The FED Rate
According to the St. Louis FED website: “The federal funds rate is the interest rate at which depository institutions trade federal funds (balances held at Federal Reserve Banks) with each other overnight. When a depository institution has surplus balances in its reserve account, it lends to other banks in need of larger balances. In simpler terms, a bank with excess cash, which is often referred to as liquidity, will lend to another bank that needs to quickly raise liquidity… The Federal Open Market Committee (FOMC) meets eight times a year to determine the federal funds target rate… If the FOMC believes the economy is growing too fast and inflation pressures are inconsistent with the dual mandate of the Federal Reserve, the Committee may set a higher federal funds rate target to temper economic activity. In the opposing scenario, the FOMC may set a lower federal funds rate target to spur greater economic activity.”
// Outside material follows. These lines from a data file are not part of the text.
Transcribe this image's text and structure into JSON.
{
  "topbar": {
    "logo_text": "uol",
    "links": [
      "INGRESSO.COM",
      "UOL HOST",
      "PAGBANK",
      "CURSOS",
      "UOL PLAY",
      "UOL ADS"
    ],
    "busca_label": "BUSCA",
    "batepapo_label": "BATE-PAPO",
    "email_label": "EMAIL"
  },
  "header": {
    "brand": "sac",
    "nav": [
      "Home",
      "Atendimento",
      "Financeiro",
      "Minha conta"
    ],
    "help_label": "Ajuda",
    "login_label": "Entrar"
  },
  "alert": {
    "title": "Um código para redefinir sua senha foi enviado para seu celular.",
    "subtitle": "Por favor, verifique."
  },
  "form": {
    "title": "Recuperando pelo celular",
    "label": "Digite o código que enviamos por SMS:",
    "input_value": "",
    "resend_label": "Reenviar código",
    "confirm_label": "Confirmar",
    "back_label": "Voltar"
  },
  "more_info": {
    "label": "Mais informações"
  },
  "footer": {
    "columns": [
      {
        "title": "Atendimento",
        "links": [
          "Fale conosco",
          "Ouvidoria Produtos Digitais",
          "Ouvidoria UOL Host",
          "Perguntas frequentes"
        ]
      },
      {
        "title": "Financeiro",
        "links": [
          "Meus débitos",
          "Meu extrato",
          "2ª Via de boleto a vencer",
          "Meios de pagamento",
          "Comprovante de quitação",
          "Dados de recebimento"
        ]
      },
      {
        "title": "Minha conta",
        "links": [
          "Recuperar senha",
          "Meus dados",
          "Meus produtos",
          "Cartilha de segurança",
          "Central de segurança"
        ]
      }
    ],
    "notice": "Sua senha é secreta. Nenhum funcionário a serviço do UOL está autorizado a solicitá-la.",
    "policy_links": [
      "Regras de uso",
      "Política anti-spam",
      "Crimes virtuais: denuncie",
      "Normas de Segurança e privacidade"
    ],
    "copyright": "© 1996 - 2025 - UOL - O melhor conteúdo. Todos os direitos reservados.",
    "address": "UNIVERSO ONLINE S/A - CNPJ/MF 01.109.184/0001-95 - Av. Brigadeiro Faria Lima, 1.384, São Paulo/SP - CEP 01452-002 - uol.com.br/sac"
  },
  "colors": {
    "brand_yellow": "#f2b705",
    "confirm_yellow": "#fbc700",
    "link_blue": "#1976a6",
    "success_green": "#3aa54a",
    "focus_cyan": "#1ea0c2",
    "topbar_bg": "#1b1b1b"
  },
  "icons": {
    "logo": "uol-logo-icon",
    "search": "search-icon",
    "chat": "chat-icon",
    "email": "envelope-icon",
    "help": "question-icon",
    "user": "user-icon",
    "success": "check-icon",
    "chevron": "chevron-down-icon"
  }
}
As we can see from the following chart the Federal Reserve lowered the Federal Funds rate during the “Great Recession” to near zero for the first time. It kept it low until October 2015 when it began to very slowly increase it. In January 2016 it was up to 0.34% (still extremely low by historical standards), by September 2016 it was 0.40% and by January it was 0.65%. So although this may look like a massive increase the previous lows were 0.93% in 1958, 2.92% in 1992, and 1% in March 2004. With rates still below historical lows many economists believe that the FED is “out of ammunition” should another crash occur.
The Federal Reserve increased interest rates from 0 percent to .75 percent (with an effective rate of 0.65%) over the last year. In theory, that should have sent mortgage rates higher. However, they are still hovering around 4 percent just like they have been for the past five years. Generally, an increase in rates signals that inflation is growing, but mortgage rates haven’t increased yet. As rates fall people find it profitable to refinance their mortgages to get lower rates and either lower their monthly payments and/or shorten the term of their loan. Because mortgage rates will probably start rising soon, mortgage companies like Assurance Financial Group recommend that people with adjustable rate mortgages consider locking in current rates and getting fixed rate loans.
About the Author: Rachelle Wilber is a freelance writer living in the San Diego, California area. She graduated from San Diego State University with her Bachelor’s Degree in Journalism and Media Studies. She tries to find an interest in all topics and themes, which prompts her writing. When she isn’t on her porch writing in the sun, you can find her shopping, at the beach, or at the gym. Follow her on Twitter and Facebook: @RachelleWilber